McDonald’s is selling its Singapore and Malaysia restaurants

Global fast food giant McDonald's has apparently signed a deal to sell a number of restaurants to Saudi Arabian company Reza Group.  

As many as 120 fast-food restaurants in Singapore and 260 outlets in Malaysia will be sold in a deal worth $400 million.

As part of a move to a less capital-intensive franchise model in Asia, McDonald's had said earlier this year that it was looking to include franchise partners for its business in Singapore and Malaysia.

McDonald's has traditionally owned and operated its Asian restaurants but has recently gone in the opposite direction, saying it has plans for as 95 percent of its Asian restaurants to go over to local owners.

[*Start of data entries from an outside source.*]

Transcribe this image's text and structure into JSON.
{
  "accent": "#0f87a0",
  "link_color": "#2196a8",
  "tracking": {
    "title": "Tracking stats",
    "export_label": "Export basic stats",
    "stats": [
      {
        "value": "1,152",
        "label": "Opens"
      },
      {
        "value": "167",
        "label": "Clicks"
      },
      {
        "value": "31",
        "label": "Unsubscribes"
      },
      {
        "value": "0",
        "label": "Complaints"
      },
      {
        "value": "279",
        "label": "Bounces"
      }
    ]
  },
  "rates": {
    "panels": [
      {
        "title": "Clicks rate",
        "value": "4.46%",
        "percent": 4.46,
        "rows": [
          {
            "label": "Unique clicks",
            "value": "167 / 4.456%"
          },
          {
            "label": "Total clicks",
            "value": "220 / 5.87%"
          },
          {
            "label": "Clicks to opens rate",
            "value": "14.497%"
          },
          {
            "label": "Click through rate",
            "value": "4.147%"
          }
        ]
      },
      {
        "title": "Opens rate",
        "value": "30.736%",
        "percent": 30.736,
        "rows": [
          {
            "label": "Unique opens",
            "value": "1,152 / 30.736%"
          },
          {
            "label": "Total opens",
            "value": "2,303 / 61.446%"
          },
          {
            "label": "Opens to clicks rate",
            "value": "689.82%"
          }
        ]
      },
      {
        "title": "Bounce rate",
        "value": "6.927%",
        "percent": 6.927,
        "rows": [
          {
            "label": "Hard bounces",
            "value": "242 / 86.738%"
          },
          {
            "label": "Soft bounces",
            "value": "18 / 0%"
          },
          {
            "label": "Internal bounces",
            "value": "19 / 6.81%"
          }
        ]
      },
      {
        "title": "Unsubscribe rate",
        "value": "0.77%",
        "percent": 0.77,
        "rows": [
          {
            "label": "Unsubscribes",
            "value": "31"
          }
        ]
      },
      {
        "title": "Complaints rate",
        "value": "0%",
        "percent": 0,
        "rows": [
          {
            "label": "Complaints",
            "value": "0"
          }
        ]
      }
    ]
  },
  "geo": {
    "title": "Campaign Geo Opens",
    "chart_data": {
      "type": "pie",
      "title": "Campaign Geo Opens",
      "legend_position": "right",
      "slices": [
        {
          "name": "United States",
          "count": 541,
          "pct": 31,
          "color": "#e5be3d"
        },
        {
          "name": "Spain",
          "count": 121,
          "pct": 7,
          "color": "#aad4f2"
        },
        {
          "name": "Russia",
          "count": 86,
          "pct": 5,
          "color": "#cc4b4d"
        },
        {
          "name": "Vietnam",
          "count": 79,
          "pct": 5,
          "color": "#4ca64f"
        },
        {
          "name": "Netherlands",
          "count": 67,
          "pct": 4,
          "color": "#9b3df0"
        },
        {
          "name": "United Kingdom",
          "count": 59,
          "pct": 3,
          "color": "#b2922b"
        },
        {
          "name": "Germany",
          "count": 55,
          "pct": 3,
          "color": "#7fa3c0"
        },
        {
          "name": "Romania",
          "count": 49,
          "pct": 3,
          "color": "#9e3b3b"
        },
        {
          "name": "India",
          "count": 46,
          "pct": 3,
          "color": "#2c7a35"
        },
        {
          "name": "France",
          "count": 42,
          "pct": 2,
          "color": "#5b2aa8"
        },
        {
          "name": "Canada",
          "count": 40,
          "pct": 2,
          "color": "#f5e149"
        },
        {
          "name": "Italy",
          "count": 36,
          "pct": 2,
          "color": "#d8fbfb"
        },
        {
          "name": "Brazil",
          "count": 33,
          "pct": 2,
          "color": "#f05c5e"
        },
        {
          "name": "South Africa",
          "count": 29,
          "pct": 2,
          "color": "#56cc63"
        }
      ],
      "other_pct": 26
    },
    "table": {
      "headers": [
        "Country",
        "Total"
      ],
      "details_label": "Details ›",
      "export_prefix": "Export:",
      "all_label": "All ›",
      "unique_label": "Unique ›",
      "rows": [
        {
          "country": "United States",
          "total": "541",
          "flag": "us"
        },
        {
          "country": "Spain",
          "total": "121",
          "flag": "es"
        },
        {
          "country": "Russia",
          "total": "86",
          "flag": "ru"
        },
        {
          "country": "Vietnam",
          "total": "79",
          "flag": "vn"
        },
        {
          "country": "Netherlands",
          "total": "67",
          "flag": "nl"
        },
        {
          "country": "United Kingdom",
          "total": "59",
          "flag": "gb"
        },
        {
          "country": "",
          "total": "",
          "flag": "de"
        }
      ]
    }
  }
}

Bloomberg recently said McDonald's is looking to sell operations in China, Hong Kong and South Korea which further indicates the company’s commitment to its localised franchise strategy.

A spokeswoman of McDonald's refused to comment on the latest development, according to Reuters, but did confirm that the company is working with long-term partners to grow its business in Malaysia and Singapore.

Editor’s comment:

While McDonald’s is no newcomer to the region, the fast food giant encountered localisation problems when it tried to crack the Indian market. By bringing local investors and restaurant entrepreneurs into the mix the company is eliminating the need for intense investment. 

It could also be ensuring that its menus appropriately cater to Asian tastes. 

Business Review Australia & Asia's October issue is now live

Follow @BizRevAsia and @MrNLon on Twitter.

Business Review Asia is also on Facebook. 

SOURCE: [IB Times]


Featured Articles

Top 10 richest Southeast Asia: how they made their fortunes

From Singapore’s paint tycoon to Malaysia’s sugar king, we round up the 10 richest people in Southeast Asia – and investigate how they made their billions

Will moonlighting ever become accepted practice in India?

While not a new phenomenon, moonlighting has become a hot button issue across India with IT majors cracking down on it. Will the practice ever be accepted?

New YouTube CEO Neal Mohan joins surge of Indian-origin CEOs

Neal Mohan is named chief executive of YouTube and joins a growing list of Indian-origin CEOs leading global conglomerates – from Microsoft to Starbucks

Ex Infosys President Ravi Kumar is the CEO Cognizant needs

Leadership & Strategy

How India is bucking the global dealmaking downturn

Corporate Finance

Create C-suite space for the Chief Transformation Officer

Leadership & Strategy